Copy every record exactly as it stands. Leave the pictures out.

--- --- ---

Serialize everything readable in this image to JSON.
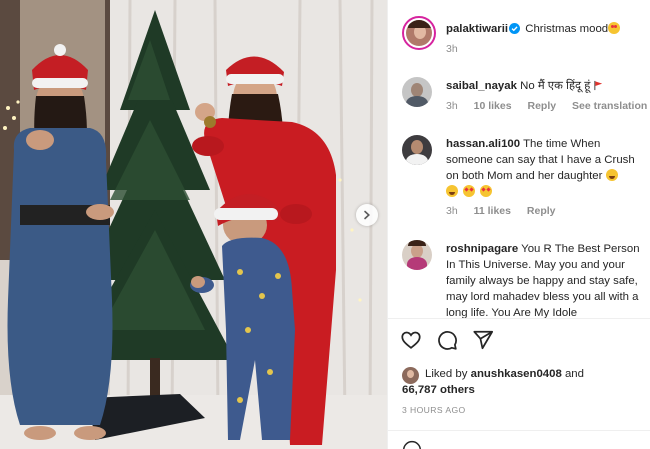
{
  "post": {
    "author": "palaktiwarii",
    "caption": "Christmas mood",
    "time": "3h"
  },
  "comments": [
    {
      "user": "saibal_nayak",
      "text": "No मैं एक हिंदू हूं",
      "time": "3h",
      "likes": "10 likes",
      "reply": "Reply",
      "translate": "See translation"
    },
    {
      "user": "hassan.ali100",
      "text": "The time When someone can say that I have a Crush on both Mom and her daughter",
      "time": "3h",
      "likes": "11 likes",
      "reply": "Reply"
    },
    {
      "user": "roshnipagare",
      "text": "You R The Best Person In This Universe. May you and your family always be happy and stay safe, may lord mahadev bless you all with a long life. You Are My Idole"
    }
  ],
  "liked_by": {
    "prefix": "Liked by",
    "user": "anushkasen0408",
    "and": "and",
    "others": "66,787 others"
  },
  "posted_ago": "3 HOURS AGO",
  "icons": {
    "like": "heart-icon",
    "comment": "comment-icon",
    "share": "share-icon",
    "next": "chevron-right-icon",
    "verified": "verified-badge-icon",
    "flag": "red-flag-icon"
  },
  "colors": {
    "text": "#262626",
    "muted": "#8e8e8e",
    "verified": "#0095f6",
    "ring": "#d6249f"
  }
}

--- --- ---

Solution below —
Serialize everything readable in this image to JSON.
{
  "post": {
    "author": "palaktiwarii",
    "caption": "Christmas mood",
    "time": "3h"
  },
  "comments": [
    {
      "user": "saibal_nayak",
      "text": "No मैं एक हिंदू हूं",
      "time": "3h",
      "likes": "10 likes",
      "reply": "Reply",
      "translate": "See translation"
    },
    {
      "user": "hassan.ali100",
      "text": "The time When someone can say that I have a Crush on both Mom and her daughter",
      "time": "3h",
      "likes": "11 likes",
      "reply": "Reply"
    },
    {
      "user": "roshnipagare",
      "text": "You R The Best Person In This Universe. May you and your family always be happy and stay safe, may lord mahadev bless you all with a long life. You Are My Idole"
    }
  ],
  "liked_by": {
    "prefix": "Liked by",
    "user": "anushkasen0408",
    "and": "and",
    "others": "66,787 others"
  },
  "posted_ago": "3 HOURS AGO",
  "icons": {
    "like": "heart-icon",
    "comment": "comment-icon",
    "share": "share-icon",
    "next": "chevron-right-icon",
    "verified": "verified-badge-icon",
    "flag": "red-flag-icon"
  },
  "colors": {
    "text": "#262626",
    "muted": "#8e8e8e",
    "verified": "#0095f6",
    "ring": "#d6249f"
  }
}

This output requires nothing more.